The front of the WNLC shelter which is buried into the side of a hill.
Looking in the front door which had been pried open by vandals we weren't sure what we were going to find.
Unfortunately vandals had done a pretty good job on trashing the interior of the shelter. After going throught the front door and proceeding down a short corridor one has to turn right to access this room. Like many shelter, this one had a right angle turn at the entrance for blast and/or radiation protection.
We noticed something unusual that we hadn't seen in the other shelters we had visited: a small pass through adjacent to the door. This concrete walled space apparently had double doors which would have allowed small items to be passed through from the outside to the inside of the shelter without opening the larger door. We're not sure what this was used for.
Remains of the electrical service panel, along with conduits (we assume) leading back under the parking lot to the
Looking from the main room into the area where the studio was originally located.
Given how vandalized the place was we didn't expect to find any of the old studio equipment but we did find a side room where you can still see the counters that supported the console, tape decks and turntables. The papers were old program logs from the 90s.
View looking back towards the entrance corridor.
Looking out from inside the shelter. Thankfully the shelter was never used in an emergency but one has to wonder what the occupants would have seen looking out this door after emerging from the shelter after a war.

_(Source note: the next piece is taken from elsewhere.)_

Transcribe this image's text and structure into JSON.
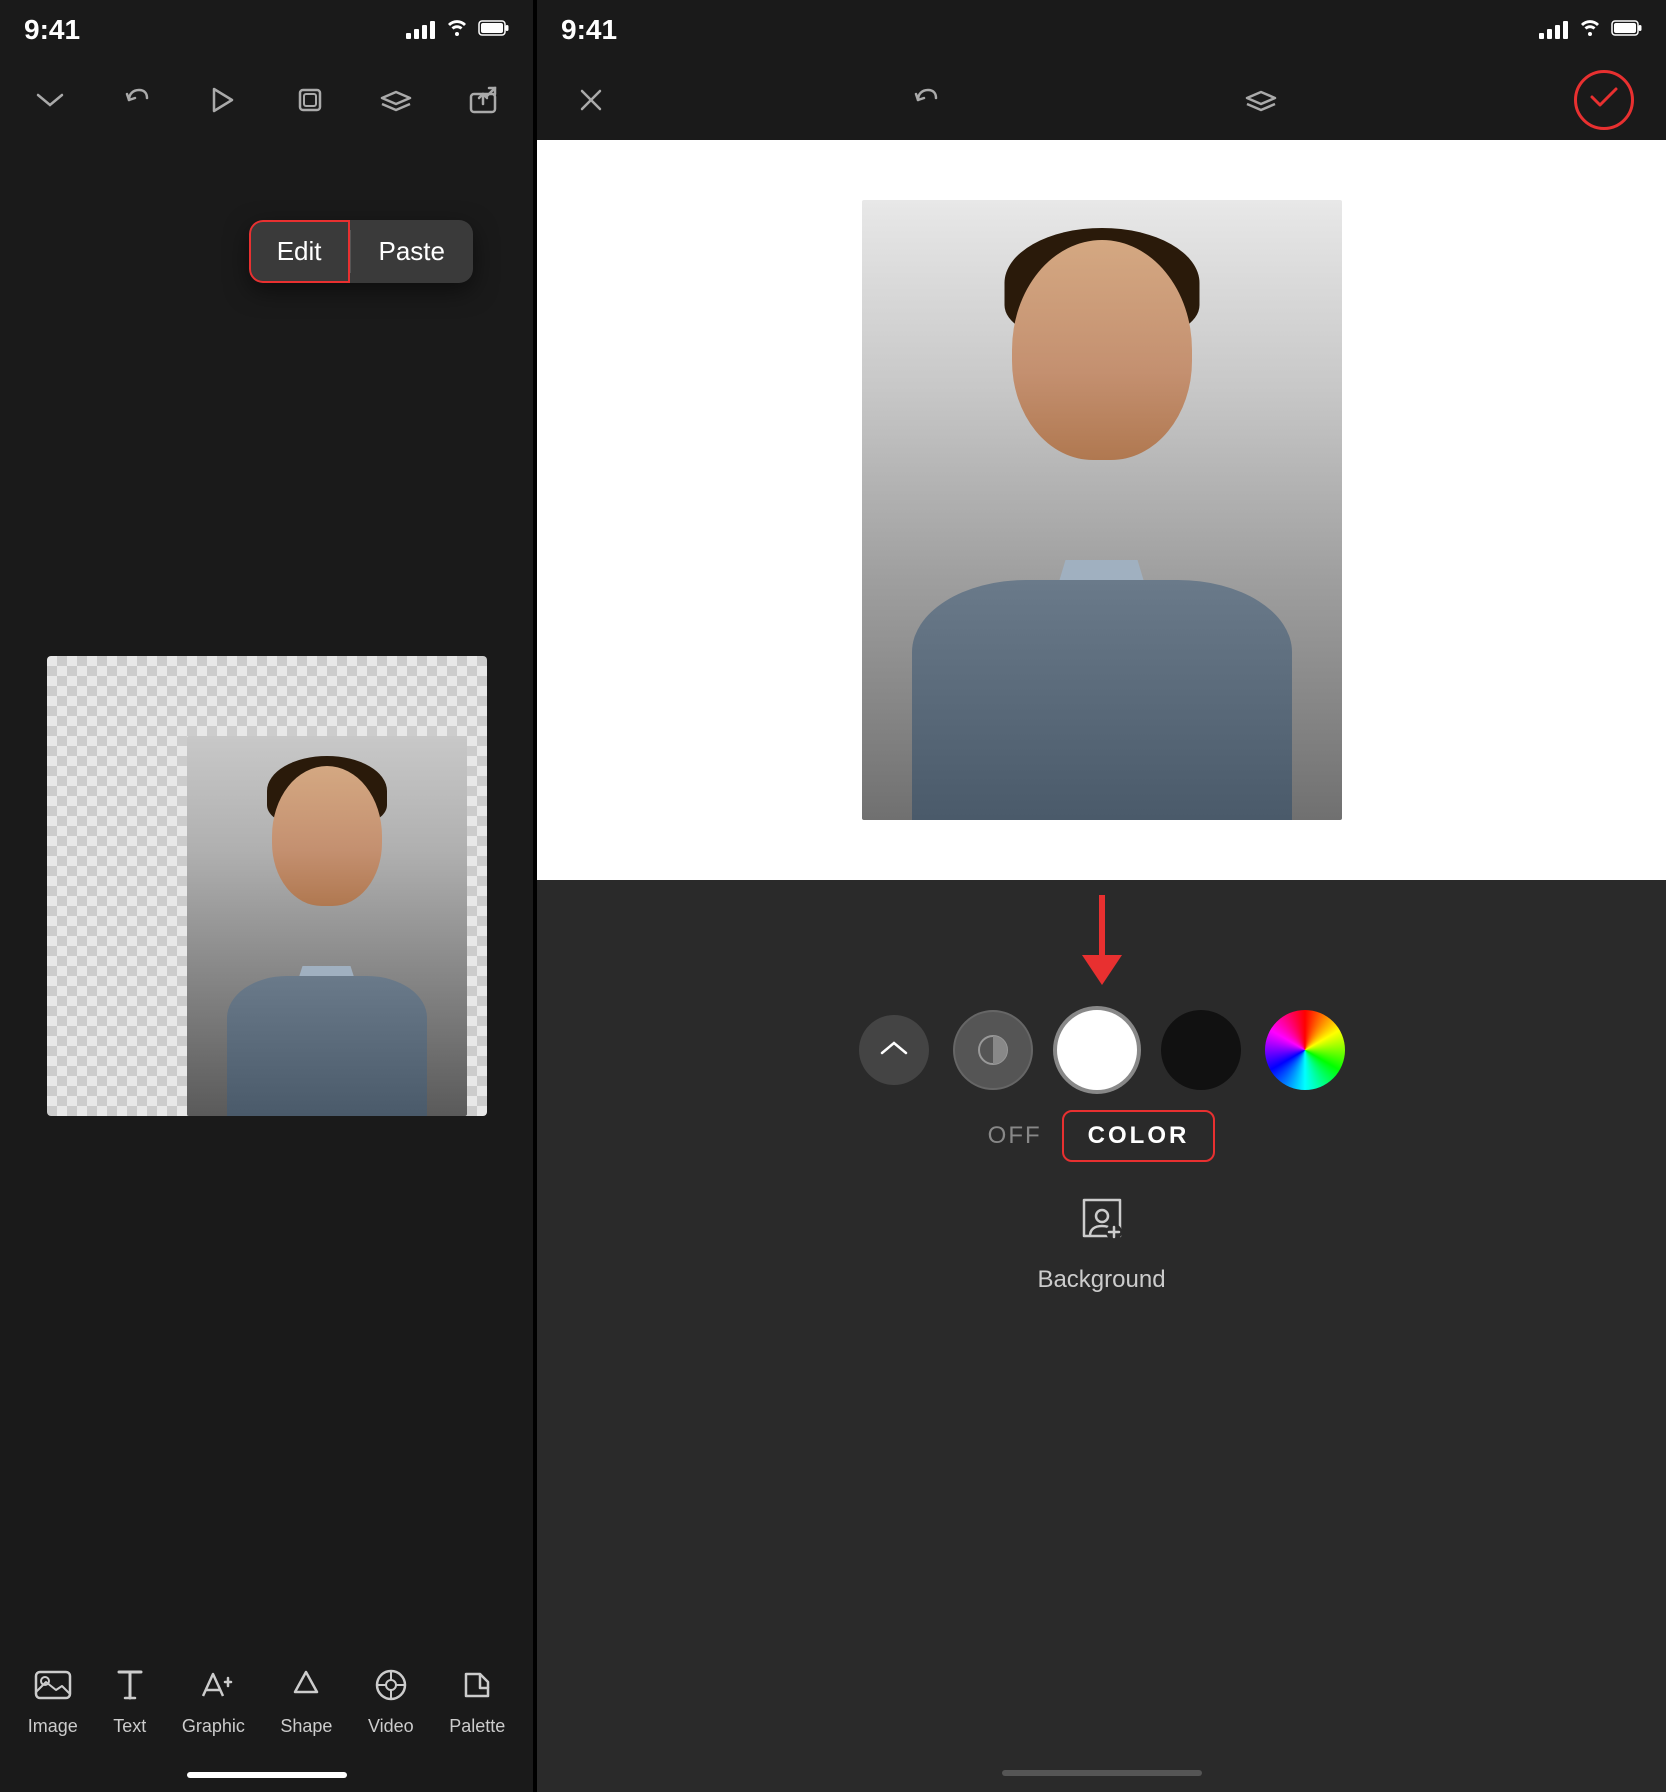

Three of the eight towers behind the building can be seen in this 1982 photo.
1982 photo of the WNLC bomb shelter which reportedly contained a small studio and emergency AM transmitter.